A recent study found that approximately 170 million American adults were exposed to high levels of lead in their childhood years, particularly via leaded gasoline. This exposure negatively affected cognitive abilities in the adult population, resulting in an average IQ loss of 2.6 points per individual.
The study was performed by Proceedings of the National Academy of Sciences (PNAS) using blood-lead level, census data, and leaded gasoline consumption data to draw a conclusion regarding how widespread lead exposure was between 1940 and 2015.
The study revealed that 90 percent of children born in the U.S. between 1950 and 1981 had alarmingly high levels of lead present in their bloodstream, exceeding the threshold set by the Centers for Disease Control (CDC). If blood-lead concentration is found to be in excess of 3.5 micrograms per deciliter, the CDC considers this cause for clinical concern.
“We found over 4.5 million Americans had levels over 30,” said Aaron Ruben, co-author of the PNAS study and Ph.D. candidate at Duke University. “[That’s] 10 times what’s considered alarming.”
In particular, people born in the 1960s and 1970s displayed the highest IQ point loss, with six to seven points lost per individual. Inhalation of exhaust fumes from cars running leaded gasoline is largely responsible for the staggering amounts of exposure.
Lead was first introduced as a gasoline additive in 1921, when engineers at GM discovered that it helped to improve engine lifespan and performance by reducing engine knock and pinging. At this time, researchers stated that leaded gasoline exposure presented a minimal risk to the general populace. However, more and more studies were published that detailed its harmful effects, prompting the Environmental Protection Agency to begin phasing it out in 1973. It was banned outright over two decades later in 1996. Just last year, the final stockpiles of leaded gasoline were depleted in Algeria.

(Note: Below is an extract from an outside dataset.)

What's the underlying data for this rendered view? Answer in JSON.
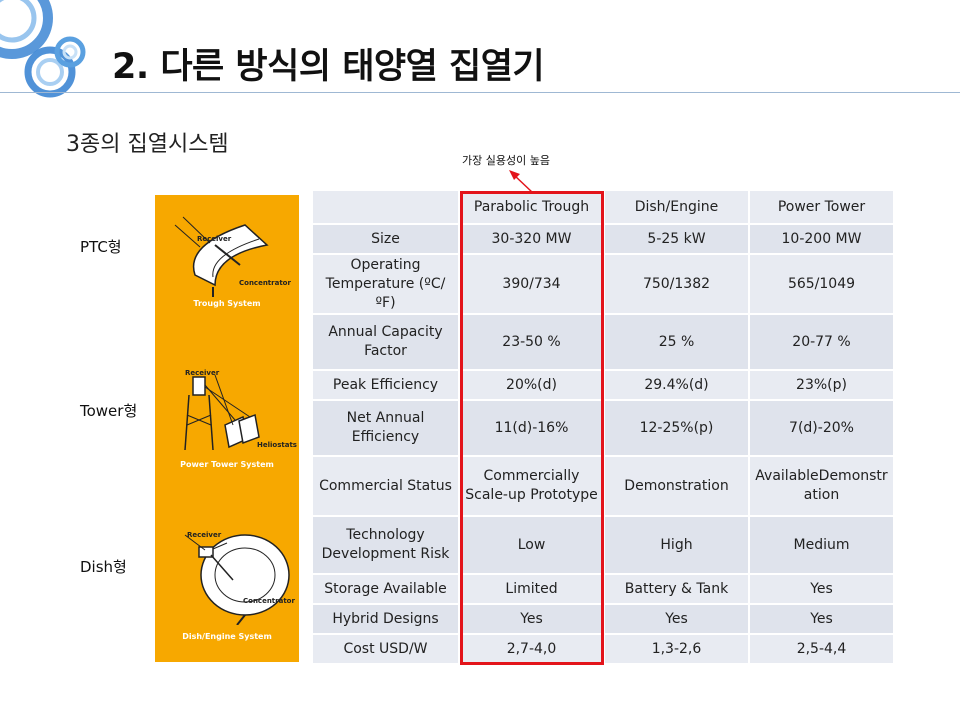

Researchers estimate that lead exposure is responsible for a cumulative total of 824 million IQ points lost in American adults.